Some unusual things have happened in my writing world recently, and no, I’m not talking about two giveaways on my cheap-o blog. In the order of their occurrence:
1. I was asked for my thoughts on e-publishing for an article for the New York Times (International Ed.), and I learnt from the journalist that I was one of the few positively disposed towards this phenomenon. Yes, I agree there is a lot of crap, but as I’ve said before, e-publishing is, at least in part, an organic response to the systemic exclusion of certain types of writing from mainstream publishing. I’m curious to see to see what the article has to say (I’ll link once it is published).
2. An interesting essay called “Defining Indo-Canadian writing” published in Maple Tree Literary Supplement postulates that Indo-Canadian writing reflects India itself in its diversity and range, and hence cannot/ought not be labelled. Like I said, interesting. I was interviewed for this piece, and–I cannot be nonchalant about this–the writer said I LOOK LIKE AN INDIAN AUDREY HEPBURN.
The bits not about me are very accurate, though.
3. I’m featured on Carina’s great series on the early reading influences and experiences of different bloggers, Reading Roots. Thank you, Carina! Sample Q&A:
How have your reading tastes developed from childhood until now? What were the phases that you went through along the way?
I grew up in India, and there just wasn’t any Indian children’s
fiction back then. As a very young child, I read mostly British books, and I pretty much memorized Enid Blyton’s entire oeuvre. Naughty Amelia Jane! Mr. Muddle Meddles! Mr. Pink-Whistle! I also remember a lot of weird Russian pop-up books–India and Russia had a thing going back in the eighties.
If you have children, how did you encourage them (or how are you encouraging them) to become readers? If you do not have children of your own, what do you think is the most important thing to focus on in order to promote reading in the coming generations?
My three-year-old son [now four!] is adept at twitching books out of my hand while whining “Mommy, stop reading.” He thinks of books as competition for my attention, and he’s quite right. I mean, I took books to the hospital when I was in labor.
Seriously: I think he’s absorbed the value I place on reading. He has quite a large book collection already, and of course, I read to him everyday. I also make up stories about characters I love–he knows about Tintin and Sherlock Holmes and [Just] William, for instance. I think it’ll be hard for him not to be a reader, unless he does it as a conscious act of rebellion. *Shudder*
Please pop over to Reading Through Life to learn more about my gory addiction to books and my family’s consequent travails. And do check out Carina’s thoughtful blog too!
4. I’m hopeless at challenges, read-a-thons, memes, awards and readalongs, and most of all, I’m really
lazy inept at visiting other blogs and posting comments.
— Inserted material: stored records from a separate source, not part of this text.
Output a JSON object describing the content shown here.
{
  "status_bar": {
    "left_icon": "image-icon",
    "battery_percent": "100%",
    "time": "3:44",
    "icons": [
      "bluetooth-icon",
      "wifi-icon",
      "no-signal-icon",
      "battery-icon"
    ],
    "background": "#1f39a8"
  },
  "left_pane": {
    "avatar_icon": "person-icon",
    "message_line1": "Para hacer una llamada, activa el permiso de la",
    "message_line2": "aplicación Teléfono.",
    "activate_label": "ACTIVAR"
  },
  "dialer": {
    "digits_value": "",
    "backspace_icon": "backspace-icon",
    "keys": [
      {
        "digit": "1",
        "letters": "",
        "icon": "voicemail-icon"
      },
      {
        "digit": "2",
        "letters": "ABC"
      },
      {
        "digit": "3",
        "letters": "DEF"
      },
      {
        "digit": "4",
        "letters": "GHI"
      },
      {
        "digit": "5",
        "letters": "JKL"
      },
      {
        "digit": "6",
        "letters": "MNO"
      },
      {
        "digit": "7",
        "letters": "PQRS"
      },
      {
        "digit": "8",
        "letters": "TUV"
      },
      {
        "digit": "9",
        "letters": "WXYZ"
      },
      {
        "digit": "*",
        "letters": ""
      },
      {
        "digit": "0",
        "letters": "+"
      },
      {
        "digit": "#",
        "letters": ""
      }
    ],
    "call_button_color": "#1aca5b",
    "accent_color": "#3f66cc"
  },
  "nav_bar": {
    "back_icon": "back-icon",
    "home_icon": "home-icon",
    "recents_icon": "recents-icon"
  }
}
I’ve resolved to stop being so witless when it comes to actively engaging with the blogosphere; henceforth, I’m going visit 2 (new) blogs a week, and comment when I like the content. And start a blogroll for the good stuff. Suggestions are solicited.